Which famous person, living or dead would you like to meet and why?
There are a few dead authors who I’d love to pick their minds, like Dante, Mary Shelly, and Mikhail Bulgavkov. But it would be very difficult to pick one over the other, so I’ll go with a living author whom I have tremendous respect for, Dean Koontz.
Dean Koontz writes fabulous characters and very inventive and complete stories. I never know where he’s going to take me next, what area of society he is going to pull from, or what underdog is going to rise to the top. He’s everything an author should be.
Do you have any interesting writing habits? What does an average writing day look like for you?
When I’m writing a new book, I wake very early. Depending on the muse, I could be up at 4AM. I sneak downstairs in my pajamas because I don’t want to wake up my husband. I make coffee, check out the world via the internet, and then write until I’m fatigued. Sometimes I finish at noon. Other times, I return and write until 4PM. Yes, there are interruptions, and I have been known to take a nap. I guess the interesting writing habit is that I write in my pajamas because I don’t want to stop the muse to go up and change. Yes, the UPS man has seen me in my batman PJs well after noon.

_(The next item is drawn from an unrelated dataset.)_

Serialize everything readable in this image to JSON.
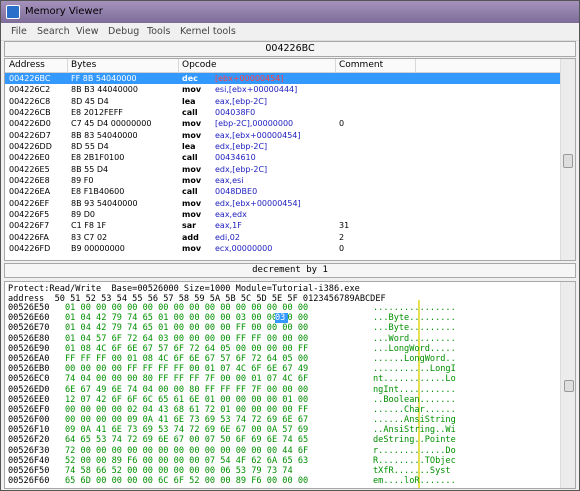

What are you working on right now?
I’m doing corrections on the third book of the Cid Garrett P.I. series Tiny Houses, which should be released soon. I just finished the first draft of the 23rd novel of the Haunted Series called The Candle. While writing The Candle, I was so deep into the muse that I’m not sure what else happened in the three weeks it took to complete the first draft. I can tell you that I know more about my series now than I did before writing this novel. It demanded total immersion into the world of the Haunted Series. I loved it!